[5]

Stephen Eisermann: The only thing I love more than two girlfriends having fun, is two girlfriends having fun while flexing on dudes. And if there is a declaration in support of being bi? Oof, even better. Maybe just produce the song a little better next time, no? Victoria Monét has a good voice and the weird flattening effect applied does her no justice, truly.
[6]

Iris Xie: This is a song you’d play at 2 or 3 am, when the party’s over, and the people who are still there are just chatting on the couch while others are pitching in to help clean up the space. They’re both feathery and light with their vocals, tapping and gliding over the relaxed beat and horns. The bridge is cute and exuberant, and overall it’s low-key, frothy, and encouraging.
[6]

Jacob Sujin Kuppermann: Grande and Monét are clearly having fun, and “Monopoly” has the easy confidence and rapport of a duet carrying a lived-in friendship. Unfortunately, the song is more a collection of inside jokes and banter than anything useful to the outside listener, leaving “Monopoly” as more of a curiosity or footnote in Ariana Grande’s imperial period than anything else.
[5]

Will Adams: Much as I’d like to buy that this is a fun song that two pals “randomly” “dropped” on a “whim” with a “homemade” video that “probably” took “twenty minutes” to make, my suspension of disbelief only goes so far. What “Monopoly” is: another carefully placed cog in Ariana’s imperial flex era — in this case a flex on a flex, with her boasting about still making money despite (rightfully) giving up 90% of “7 Rings” to Rodgers and Hammerstein. While it’s not as off-putting as its predecessor — the beat is bubbly, the multi-tracked whistle tones lovely and the pair appear to have genuine chemistry — both “Thank U, Next” and Monet’s solo material offer throwback R&B that’s more enjoyable and less concerned with being ostentatious.
[5]

Reader average: [2.33] (3 votes)

Vote: 0   1   2   3   4   5   6   7   8   9   10

One Response to “Ariana Grande & Victoria Monét – Monopoly”

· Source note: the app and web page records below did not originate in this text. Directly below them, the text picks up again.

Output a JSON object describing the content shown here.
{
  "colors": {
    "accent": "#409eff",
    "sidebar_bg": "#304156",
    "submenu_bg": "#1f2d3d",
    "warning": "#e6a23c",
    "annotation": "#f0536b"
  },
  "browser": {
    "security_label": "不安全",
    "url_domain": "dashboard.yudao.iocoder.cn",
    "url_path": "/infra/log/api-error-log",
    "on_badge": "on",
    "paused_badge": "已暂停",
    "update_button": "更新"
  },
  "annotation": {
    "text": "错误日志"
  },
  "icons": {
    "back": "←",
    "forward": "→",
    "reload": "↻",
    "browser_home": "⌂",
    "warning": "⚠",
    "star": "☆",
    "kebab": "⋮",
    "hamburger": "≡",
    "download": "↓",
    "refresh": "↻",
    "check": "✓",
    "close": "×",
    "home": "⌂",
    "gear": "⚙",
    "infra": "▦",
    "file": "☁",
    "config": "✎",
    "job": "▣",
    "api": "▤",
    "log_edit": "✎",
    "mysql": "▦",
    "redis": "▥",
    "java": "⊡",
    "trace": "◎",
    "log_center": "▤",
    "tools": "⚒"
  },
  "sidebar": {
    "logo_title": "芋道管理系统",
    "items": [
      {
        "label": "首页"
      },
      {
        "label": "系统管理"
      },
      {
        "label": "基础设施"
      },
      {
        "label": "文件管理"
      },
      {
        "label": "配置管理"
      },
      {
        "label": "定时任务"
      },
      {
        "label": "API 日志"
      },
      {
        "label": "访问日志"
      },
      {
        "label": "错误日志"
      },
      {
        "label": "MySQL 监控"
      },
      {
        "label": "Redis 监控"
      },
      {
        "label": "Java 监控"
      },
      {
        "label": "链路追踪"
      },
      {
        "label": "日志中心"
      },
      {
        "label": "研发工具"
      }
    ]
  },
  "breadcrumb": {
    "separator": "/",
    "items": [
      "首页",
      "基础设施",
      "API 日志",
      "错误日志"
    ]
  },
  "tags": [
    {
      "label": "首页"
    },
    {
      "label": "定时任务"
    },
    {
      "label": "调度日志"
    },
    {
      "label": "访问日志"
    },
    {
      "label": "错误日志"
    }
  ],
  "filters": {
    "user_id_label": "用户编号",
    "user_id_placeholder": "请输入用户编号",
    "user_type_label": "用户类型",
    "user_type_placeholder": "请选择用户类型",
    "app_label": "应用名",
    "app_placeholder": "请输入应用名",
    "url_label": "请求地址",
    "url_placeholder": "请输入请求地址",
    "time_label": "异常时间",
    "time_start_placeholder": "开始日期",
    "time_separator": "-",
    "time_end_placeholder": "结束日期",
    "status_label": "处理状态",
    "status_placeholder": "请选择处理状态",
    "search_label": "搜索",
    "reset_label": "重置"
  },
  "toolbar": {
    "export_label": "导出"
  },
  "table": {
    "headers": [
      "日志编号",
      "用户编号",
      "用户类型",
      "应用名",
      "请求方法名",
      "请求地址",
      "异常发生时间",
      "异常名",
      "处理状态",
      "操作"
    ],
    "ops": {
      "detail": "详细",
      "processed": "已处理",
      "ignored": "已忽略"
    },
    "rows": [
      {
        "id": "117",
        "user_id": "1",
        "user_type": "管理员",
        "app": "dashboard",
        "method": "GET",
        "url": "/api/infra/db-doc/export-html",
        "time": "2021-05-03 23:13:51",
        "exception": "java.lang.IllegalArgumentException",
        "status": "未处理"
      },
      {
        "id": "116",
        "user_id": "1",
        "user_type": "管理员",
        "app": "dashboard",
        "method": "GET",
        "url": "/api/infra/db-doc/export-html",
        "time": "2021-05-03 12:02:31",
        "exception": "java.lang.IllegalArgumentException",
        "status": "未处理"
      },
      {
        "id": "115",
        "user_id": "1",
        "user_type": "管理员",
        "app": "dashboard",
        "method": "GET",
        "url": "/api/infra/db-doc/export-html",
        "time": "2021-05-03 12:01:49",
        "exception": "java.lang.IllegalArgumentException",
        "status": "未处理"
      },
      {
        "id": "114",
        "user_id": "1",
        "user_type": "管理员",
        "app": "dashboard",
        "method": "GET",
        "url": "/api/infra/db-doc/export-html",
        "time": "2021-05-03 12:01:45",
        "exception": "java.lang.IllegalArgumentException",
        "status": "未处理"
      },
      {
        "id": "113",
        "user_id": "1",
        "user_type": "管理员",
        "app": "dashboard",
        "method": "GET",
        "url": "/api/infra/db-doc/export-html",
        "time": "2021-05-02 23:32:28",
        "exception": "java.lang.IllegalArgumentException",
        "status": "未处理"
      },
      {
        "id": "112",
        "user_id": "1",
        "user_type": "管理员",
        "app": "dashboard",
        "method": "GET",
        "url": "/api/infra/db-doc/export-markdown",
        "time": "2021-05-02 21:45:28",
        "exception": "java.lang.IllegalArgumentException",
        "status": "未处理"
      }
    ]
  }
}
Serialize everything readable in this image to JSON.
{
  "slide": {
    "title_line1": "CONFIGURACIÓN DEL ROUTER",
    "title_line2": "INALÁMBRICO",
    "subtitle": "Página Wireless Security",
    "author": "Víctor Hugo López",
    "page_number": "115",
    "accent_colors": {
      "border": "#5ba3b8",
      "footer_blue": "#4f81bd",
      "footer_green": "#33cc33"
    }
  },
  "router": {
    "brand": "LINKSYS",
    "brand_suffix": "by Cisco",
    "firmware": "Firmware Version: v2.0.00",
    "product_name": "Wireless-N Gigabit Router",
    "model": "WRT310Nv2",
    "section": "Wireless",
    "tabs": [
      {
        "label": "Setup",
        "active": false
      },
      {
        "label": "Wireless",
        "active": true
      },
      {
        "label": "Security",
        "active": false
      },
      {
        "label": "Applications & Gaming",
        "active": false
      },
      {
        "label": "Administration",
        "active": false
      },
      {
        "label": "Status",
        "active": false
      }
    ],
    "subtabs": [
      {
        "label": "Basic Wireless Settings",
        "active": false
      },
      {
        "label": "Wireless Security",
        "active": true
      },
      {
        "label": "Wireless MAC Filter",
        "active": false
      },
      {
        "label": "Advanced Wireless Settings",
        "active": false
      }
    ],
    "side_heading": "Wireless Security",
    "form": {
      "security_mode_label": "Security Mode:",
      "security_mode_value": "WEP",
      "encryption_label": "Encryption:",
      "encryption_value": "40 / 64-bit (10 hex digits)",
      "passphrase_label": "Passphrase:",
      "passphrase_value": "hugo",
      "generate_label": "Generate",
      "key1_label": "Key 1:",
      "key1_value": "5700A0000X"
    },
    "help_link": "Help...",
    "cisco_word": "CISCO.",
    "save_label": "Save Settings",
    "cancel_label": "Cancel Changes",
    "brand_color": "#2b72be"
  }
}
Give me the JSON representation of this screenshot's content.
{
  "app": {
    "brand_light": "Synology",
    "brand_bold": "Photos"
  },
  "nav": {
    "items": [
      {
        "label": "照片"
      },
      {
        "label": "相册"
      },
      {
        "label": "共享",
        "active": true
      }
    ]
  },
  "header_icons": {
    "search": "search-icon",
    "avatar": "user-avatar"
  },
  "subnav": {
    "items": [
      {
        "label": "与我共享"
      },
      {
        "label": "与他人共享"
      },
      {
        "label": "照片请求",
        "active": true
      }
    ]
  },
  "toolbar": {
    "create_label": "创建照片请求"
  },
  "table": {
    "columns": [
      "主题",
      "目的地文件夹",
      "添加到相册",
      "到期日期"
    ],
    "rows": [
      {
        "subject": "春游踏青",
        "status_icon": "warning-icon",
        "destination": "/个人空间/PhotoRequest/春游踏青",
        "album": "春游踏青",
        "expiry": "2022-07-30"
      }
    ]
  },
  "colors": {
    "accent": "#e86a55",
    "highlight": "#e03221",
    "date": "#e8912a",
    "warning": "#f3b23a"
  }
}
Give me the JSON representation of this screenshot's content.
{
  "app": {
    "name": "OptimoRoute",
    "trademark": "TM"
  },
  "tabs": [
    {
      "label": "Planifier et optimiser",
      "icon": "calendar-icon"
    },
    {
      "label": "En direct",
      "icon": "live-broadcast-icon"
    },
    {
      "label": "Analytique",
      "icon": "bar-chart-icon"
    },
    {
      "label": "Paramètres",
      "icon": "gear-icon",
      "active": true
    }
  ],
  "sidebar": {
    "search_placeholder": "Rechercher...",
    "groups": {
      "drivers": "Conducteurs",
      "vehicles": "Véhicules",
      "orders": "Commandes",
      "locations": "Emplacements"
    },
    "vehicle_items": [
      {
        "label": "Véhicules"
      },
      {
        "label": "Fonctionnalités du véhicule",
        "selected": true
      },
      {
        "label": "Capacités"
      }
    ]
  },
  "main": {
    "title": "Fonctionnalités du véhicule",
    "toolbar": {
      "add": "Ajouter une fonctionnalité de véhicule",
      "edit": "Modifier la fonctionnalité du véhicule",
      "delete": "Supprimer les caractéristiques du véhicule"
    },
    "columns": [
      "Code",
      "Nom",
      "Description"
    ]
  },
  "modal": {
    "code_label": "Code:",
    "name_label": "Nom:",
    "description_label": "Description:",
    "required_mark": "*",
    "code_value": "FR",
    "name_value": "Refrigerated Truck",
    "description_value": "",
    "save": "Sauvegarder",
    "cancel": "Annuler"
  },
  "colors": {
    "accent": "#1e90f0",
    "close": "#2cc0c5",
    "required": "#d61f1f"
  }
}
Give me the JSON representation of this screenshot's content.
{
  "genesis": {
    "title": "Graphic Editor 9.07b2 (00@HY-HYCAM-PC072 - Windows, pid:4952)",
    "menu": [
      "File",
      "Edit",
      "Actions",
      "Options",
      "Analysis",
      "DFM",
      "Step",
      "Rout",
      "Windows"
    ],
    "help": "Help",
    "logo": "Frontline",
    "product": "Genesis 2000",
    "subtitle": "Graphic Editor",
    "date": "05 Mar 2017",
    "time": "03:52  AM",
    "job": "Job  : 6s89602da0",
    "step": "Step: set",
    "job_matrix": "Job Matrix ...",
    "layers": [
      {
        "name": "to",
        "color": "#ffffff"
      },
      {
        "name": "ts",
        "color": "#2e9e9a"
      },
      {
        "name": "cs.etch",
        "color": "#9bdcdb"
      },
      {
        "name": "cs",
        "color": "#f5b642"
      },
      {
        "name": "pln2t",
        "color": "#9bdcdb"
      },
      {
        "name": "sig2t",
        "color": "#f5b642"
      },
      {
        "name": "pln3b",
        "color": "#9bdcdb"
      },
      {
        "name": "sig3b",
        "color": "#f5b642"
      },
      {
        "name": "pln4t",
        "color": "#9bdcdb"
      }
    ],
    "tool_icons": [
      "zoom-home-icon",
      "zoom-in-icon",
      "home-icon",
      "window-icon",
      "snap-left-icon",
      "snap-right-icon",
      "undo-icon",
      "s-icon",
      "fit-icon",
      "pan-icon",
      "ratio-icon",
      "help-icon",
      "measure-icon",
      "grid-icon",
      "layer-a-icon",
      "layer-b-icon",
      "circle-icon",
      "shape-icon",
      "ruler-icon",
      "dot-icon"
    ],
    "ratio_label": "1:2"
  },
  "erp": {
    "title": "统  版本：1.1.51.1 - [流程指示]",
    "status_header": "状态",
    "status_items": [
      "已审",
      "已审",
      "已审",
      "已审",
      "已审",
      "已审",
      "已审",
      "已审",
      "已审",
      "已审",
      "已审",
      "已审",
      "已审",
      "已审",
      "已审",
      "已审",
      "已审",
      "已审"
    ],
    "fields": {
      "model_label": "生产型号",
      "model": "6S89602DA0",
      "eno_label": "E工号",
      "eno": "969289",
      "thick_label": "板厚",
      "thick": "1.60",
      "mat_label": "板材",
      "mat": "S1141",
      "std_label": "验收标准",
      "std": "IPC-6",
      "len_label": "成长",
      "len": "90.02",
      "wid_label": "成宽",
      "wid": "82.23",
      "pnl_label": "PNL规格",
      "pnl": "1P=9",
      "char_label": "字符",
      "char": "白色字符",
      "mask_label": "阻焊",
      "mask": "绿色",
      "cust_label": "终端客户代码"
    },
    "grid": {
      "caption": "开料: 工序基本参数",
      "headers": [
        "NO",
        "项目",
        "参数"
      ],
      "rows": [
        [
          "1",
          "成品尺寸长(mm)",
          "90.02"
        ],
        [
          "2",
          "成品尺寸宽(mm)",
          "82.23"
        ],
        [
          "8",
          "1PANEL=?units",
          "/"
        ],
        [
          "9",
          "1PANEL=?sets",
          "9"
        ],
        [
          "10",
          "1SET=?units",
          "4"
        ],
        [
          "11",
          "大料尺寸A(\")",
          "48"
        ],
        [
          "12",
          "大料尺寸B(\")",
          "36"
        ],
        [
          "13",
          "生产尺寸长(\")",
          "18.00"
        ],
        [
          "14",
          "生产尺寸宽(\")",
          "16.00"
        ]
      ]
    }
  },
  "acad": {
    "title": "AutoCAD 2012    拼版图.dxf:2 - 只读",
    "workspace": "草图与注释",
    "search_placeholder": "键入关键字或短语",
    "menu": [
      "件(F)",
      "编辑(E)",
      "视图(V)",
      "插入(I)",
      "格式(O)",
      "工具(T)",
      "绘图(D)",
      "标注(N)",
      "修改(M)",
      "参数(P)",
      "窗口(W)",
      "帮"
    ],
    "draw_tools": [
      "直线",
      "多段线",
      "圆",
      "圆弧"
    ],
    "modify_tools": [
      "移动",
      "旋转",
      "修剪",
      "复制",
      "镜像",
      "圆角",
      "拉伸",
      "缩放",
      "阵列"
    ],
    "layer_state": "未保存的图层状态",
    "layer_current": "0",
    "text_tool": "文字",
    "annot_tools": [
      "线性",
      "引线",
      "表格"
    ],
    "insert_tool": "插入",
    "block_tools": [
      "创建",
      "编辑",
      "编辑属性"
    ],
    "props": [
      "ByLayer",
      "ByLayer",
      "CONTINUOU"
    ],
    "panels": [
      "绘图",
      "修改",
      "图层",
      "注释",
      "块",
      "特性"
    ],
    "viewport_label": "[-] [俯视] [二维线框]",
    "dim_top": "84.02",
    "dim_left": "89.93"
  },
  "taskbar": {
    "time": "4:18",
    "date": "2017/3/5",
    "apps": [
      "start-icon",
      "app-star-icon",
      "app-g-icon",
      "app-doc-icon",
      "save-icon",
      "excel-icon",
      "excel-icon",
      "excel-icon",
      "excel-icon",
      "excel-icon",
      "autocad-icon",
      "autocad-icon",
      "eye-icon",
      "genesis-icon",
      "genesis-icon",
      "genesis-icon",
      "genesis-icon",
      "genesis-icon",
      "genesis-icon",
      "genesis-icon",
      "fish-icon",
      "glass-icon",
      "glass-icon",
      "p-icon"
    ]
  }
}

  1. This one’s actually grown on me a lot since it dropped. I think the low-stakes veneer really works wonders once you realize the one vocal melody sounds like Ty Dolla $ign’s “Don’t Judge Me” (a song that’s comparatively more polished).

Leave a Reply